(YOUR TASK): Write out every entry exactly as it appears.

(RECORDED INFORMATION):
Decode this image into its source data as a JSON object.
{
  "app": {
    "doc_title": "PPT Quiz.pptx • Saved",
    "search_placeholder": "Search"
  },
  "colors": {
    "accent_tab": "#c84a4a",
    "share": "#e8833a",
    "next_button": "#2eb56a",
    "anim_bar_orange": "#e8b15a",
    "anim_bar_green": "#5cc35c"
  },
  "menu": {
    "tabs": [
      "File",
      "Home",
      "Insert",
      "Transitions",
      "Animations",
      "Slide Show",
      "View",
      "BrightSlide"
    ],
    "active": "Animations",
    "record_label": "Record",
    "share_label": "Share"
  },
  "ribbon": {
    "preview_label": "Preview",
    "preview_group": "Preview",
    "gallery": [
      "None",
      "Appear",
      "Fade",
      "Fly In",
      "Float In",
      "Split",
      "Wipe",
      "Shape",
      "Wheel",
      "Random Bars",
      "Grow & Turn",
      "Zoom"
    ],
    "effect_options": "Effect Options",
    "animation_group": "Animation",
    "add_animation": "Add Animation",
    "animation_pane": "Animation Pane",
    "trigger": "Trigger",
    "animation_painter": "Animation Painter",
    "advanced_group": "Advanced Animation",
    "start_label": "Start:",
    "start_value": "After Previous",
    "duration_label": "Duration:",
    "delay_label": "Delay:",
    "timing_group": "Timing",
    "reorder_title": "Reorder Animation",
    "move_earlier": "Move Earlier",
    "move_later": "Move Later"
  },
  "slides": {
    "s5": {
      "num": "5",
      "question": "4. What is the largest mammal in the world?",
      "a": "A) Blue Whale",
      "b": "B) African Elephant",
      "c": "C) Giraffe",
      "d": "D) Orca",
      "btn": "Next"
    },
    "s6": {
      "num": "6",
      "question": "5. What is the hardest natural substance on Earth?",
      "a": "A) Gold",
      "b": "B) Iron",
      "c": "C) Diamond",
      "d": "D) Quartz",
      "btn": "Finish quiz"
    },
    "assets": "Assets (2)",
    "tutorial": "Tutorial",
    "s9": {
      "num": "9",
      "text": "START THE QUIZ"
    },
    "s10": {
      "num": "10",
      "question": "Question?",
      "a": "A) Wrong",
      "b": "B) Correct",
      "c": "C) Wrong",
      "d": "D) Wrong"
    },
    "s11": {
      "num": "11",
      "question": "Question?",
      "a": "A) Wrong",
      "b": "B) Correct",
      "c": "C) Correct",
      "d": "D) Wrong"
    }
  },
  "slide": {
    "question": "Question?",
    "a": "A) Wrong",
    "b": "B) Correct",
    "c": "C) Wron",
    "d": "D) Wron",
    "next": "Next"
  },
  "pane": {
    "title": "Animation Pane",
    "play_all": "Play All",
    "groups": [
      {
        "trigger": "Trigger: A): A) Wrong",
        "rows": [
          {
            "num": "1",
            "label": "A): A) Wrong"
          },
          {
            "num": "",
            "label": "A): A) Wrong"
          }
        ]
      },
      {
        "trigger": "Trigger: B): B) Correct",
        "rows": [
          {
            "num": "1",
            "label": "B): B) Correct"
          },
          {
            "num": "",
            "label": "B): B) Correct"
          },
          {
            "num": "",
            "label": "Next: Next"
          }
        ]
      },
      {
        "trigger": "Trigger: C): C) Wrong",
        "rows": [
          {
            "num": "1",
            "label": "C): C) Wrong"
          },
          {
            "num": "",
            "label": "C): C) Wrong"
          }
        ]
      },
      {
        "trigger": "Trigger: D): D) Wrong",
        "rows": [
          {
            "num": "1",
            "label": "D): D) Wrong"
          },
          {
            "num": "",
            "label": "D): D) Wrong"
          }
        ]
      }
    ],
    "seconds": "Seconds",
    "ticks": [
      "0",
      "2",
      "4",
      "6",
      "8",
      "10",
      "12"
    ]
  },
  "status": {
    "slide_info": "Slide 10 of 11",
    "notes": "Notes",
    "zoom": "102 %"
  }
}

(EXERCISE SOLUTION):
Decode this image into its source data as a JSON object.
{
  "app": {
    "doc_title": "PPT Quiz.pptx • Saved",
    "search_placeholder": "Search"
  },
  "colors": {
    "accent_tab": "#c84a4a",
    "share": "#e8833a",
    "next_button": "#2eb56a",
    "anim_bar_orange": "#e8b15a",
    "anim_bar_green": "#5cc35c"
  },
  "menu": {
    "tabs": [
      "File",
      "Home",
      "Insert",
      "Transitions",
      "Animations",
      "Slide Show",
      "View",
      "BrightSlide"
    ],
    "active": "Animations",
    "record_label": "Record",
    "share_label": "Share"
  },
  "ribbon": {
    "preview_label": "Preview",
    "preview_group": "Preview",
    "gallery": [
      "None",
      "Appear",
      "Fade",
      "Fly In",
      "Float In",
      "Split",
      "Wipe",
      "Shape",
      "Wheel",
      "Random Bars",
      "Grow & Turn",
      "Zoom"
    ],
    "effect_options": "Effect Options",
    "animation_group": "Animation",
    "add_animation": "Add Animation",
    "animation_pane": "Animation Pane",
    "trigger": "Trigger",
    "animation_painter": "Animation Painter",
    "advanced_group": "Advanced Animation",
    "start_label": "Start:",
    "start_value": "After Previous",
    "duration_label": "Duration:",
    "delay_label": "Delay:",
    "timing_group": "Timing",
    "reorder_title": "Reorder Animation",
    "move_earlier": "Move Earlier",
    "move_later": "Move Later"
  },
  "slides": {
    "s5": {
      "num": "5",
      "question": "4. What is the largest mammal in the world?",
      "a": "A) Blue Whale",
      "b": "B) African Elephant",
      "c": "C) Giraffe",
      "d": "D) Orca",
      "btn": "Next"
    },
    "s6": {
      "num": "6",
      "question": "5. What is the hardest natural substance on Earth?",
      "a": "A) Gold",
      "b": "B) Iron",
      "c": "C) Diamond",
      "d": "D) Quartz",
      "btn": "Finish quiz"
    },
    "assets": "Assets (2)",
    "tutorial": "Tutorial",
    "s9": {
      "num": "9",
      "text": "START THE QUIZ"
    },
    "s10": {
      "num": "10",
      "question": "Question?",
      "a": "A) Wrong",
      "b": "B) Correct",
      "c": "C) Wrong",
      "d": "D) Wrong"
    },
    "s11": {
      "num": "11",
      "question": "Question?",
      "a": "A) Wrong",
      "b": "B) Correct",
      "c": "C) Correct",
      "d": "D) Wrong"
    }
  },
  "slide": {
    "question": "Question?",
    "a": "A) Wrong",
    "b": "B) Correct",
    "c": "C) Wron",
    "d": "D) Wron",
    "next": "Next"
  },
  "pane": {
    "title": "Animation Pane",
    "play_all": "Play All",
    "groups": [
      {
        "trigger": "Trigger: A): A) Wrong",
        "rows": [
          {
            "num": "1",
            "label": "A): A) Wrong"
          },
          {
            "num": "",
            "label": "A): A) Wrong"
          }
        ]
      },
      {
        "trigger": "Trigger: B): B) Correct",
        "rows": [
          {
            "num": "1",
            "label": "B): B) Correct"
          },
          {
            "num": "",
            "label": "B): B) Correct"
          },
          {
            "num": "",
            "label": "Next: Next"
          }
        ]
      },
      {
        "trigger": "Trigger: C): C) Wrong",
        "rows": [
          {
            "num": "1",
            "label": "C): C) Wrong"
          },
          {
            "num": "",
            "label": "C): C) Wrong"
          }
        ]
      },
      {
        "trigger": "Trigger: D): D) Wrong",
        "rows": [
          {
            "num": "1",
            "label": "D): D) Wrong"
          },
          {
            "num": "",
            "label": "D): D) Wrong"
          }
        ]
      }
    ],
    "seconds": "Seconds",
    "ticks": [
      "0",
      "2",
      "4",
      "6",
      "8",
      "10",
      "12"
    ]
  },
  "status": {
    "slide_info": "Slide 10 of 11",
    "notes": "Notes",
    "zoom": "102 %"
  }
}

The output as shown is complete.